Tod Browning's 1931 "Dracula" turns 90, and remains nothing less than the greatest vampire movie in cinema history. / GIF by Tran Tran.
Bela Lugosi radiates a piercing stare as the camera slowly moves toward him. His black-clad figure is hard to define. Not exactly human. Strangely bat like.
The camera continues to track forward. You are being pushed closer and closer to menace.
He is just in front of you in the discomforting silence, surrounded by an underground crypt that looks as cold, dirty, rotting and practically infinite as the grave itself.
This is our introduction to Count Dracula, one of the most singularly iconic villains in all of horror, in director Tod Browning’s Dracula. The character had lived before in the pages of Bram Stoker’s classic novel, as well as the stage, but here for the first time, we are stuck in his gaze.
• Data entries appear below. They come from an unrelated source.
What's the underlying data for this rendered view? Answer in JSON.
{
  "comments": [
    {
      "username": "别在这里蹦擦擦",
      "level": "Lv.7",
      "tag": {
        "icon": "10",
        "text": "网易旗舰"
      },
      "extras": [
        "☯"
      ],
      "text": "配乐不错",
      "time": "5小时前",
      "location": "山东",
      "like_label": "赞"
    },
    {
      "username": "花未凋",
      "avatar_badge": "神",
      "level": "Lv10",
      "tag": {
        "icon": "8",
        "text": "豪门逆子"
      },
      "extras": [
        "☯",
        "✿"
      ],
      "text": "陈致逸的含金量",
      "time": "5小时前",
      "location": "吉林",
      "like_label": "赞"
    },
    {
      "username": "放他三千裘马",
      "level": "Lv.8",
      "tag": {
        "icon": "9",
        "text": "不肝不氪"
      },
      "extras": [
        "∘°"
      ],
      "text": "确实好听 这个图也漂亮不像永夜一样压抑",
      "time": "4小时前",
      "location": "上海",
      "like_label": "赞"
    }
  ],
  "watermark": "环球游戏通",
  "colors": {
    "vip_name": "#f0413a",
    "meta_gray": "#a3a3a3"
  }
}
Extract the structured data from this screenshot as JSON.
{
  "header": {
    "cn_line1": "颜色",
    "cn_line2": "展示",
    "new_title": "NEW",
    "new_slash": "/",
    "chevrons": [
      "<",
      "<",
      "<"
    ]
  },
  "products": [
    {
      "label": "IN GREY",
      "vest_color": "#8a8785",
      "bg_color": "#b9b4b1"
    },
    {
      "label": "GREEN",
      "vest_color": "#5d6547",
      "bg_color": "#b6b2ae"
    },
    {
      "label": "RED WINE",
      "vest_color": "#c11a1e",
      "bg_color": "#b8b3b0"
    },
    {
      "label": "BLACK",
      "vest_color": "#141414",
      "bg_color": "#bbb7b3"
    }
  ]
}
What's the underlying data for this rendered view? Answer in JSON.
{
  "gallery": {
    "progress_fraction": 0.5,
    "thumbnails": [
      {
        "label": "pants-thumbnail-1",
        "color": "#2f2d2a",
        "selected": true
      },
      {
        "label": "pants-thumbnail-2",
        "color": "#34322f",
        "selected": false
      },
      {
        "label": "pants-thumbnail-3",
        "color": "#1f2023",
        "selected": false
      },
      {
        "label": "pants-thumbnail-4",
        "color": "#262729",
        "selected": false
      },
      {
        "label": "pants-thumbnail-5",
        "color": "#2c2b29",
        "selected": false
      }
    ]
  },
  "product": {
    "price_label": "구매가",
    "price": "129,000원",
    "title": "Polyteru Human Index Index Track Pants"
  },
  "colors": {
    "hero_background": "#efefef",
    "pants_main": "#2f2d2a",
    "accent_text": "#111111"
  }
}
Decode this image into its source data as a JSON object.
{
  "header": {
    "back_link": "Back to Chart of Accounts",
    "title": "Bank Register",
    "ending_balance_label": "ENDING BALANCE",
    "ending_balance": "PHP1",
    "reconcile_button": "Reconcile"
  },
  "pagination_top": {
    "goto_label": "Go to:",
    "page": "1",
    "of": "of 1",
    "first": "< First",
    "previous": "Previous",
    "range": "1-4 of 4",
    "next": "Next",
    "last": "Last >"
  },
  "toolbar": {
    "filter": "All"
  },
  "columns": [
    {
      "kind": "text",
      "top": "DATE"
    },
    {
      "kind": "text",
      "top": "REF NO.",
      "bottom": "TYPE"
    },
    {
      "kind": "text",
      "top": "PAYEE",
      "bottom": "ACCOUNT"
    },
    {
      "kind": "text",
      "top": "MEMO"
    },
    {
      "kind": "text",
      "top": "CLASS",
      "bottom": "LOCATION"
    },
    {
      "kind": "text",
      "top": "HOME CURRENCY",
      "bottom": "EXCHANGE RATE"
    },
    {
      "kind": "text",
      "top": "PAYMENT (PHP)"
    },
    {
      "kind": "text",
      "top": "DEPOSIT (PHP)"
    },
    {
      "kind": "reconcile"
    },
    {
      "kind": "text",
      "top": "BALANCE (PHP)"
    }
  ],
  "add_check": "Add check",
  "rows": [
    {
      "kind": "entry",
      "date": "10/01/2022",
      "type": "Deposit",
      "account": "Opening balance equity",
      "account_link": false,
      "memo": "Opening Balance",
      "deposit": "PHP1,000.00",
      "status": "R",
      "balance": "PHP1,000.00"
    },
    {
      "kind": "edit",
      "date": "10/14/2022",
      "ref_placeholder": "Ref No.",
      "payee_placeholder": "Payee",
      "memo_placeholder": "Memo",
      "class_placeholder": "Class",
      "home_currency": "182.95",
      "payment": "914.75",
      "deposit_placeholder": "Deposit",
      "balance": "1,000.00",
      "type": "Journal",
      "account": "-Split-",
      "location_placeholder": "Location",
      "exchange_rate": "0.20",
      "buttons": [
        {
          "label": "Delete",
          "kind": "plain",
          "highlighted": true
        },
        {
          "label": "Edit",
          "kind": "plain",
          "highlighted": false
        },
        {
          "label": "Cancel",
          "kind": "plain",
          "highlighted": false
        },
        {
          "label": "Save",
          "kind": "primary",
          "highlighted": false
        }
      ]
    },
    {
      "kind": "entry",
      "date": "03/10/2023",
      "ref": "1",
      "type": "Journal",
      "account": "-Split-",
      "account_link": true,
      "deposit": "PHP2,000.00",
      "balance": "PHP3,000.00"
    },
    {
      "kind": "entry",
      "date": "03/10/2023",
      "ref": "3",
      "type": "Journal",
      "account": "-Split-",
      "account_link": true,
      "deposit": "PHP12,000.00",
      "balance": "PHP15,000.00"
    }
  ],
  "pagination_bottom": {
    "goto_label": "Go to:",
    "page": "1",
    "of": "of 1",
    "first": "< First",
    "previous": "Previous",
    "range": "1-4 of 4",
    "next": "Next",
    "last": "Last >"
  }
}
Locked in his eerie gravitational pull, feeling like a fly stuck in a spider’s web. We have entered a nightmare.
And we’re in the theater seat of an audience member in 1931.
The escapism Browning and his gifted, innovative cinematographer Karl Freund offered a Depression-weary audience from their very real troubles made the film a hit, but it lingered in pop culture because it offered a deeper, subconscious addressing of anxieties about sexuality, classism, and xenophobia. Similar to Stoker’s novel, it allowed the viewer to stare a changing world right in its glowing eyes, and ultimately defeat it.
But Universal’s Dracula goes even farther than the novel as the blueprint for vampires in popular culture. Much of it is generated by Lugosi’s performance. The accent, the gestures, and of course, the piercing stare.
The film is the first official screen version of Stoker’s tale, with the screenplay based on Hamilton Deane and John L. Balderston’s New York stage version, and other elements borrowed from F.W. Murnau’s silent classic Nosferatu, and Lugosi’s personal additions to the character.
Despite playing the role successfully on the stage, Lugosi wasn’t the first choice for the film. But now, of course, it’s become the definitive portrayal of the character.
Vampires in literature and film typically represent sexual taboos. In this case, Dracula’s power over people in general and women specifically was a taunting of 1930s sexual mores, much like the original novel did of late Victorian England. People often died of STDs then and the risk of sexuality went far beyond pregnancy, but the threat that women’s sexuality posed, out of her husband’s or parents’ control, was tangible in an America that was struggling with change.
The idea that a Transylvania count — a foreigner — was coming in to steal the rich men’s women was a powerful metaphor for the stressed structure of society at the time and the scapegoats being generated. But 90 years later, the idea that something you can’t explain, or don’t quite understand, is messing up your life remains an effective one. That the explanation is supernatural and must be killed with a stake through the heart is the realm of horror. Few films accomplished it so effectively and originally as Dracula.
Over time, nervous studio bosses cut the film, leaving it incomplete for years. The addition of an overwrought and distracting score by Phillip Glass and the Kronos Quartet in 1998 further buried the film’s power, including the wonderful and creepy silences audiences originally heard — in lieu of a musical score — that give several scenes such edge.
In 1931, audiences hadn’t seem anything like Dracula. More vivid and provocative than any other American film at that point, it remains compelling largely because of Lugosi, who is something to watch. He was never this good on screen again. Typecast and relegated to mostly B movies, he would die a punchline, but is rightfully revered today for his one iconic role. One more than most actors get.
Browning’s career would crash soon after with the controversial Freaks and Freund would ascend to become an Oscar-winning cinematographer and respectable director in his own right, with Universal’s The Mummy and Mad Love, among others.
Over 90 years, filmmakers and actors have continued to be influenced by and directly copy Dracula. When the Library of Congress added it the National Film Registry in 2000, it ushered in a new era of appreciation for the film, with the American Film Institute adding it to its lists for top 100 Thrills, Heroes & Villains and Movie Quotes.
The film’s immediate success launched Universal’s run of classic horror in the 1930s and 1940s, including several sequels. But Dracula is the film that burned the idea of the vampire into American pop culture, and its style and swagger turned it into nothing less than the greatest vampire film in cinema history.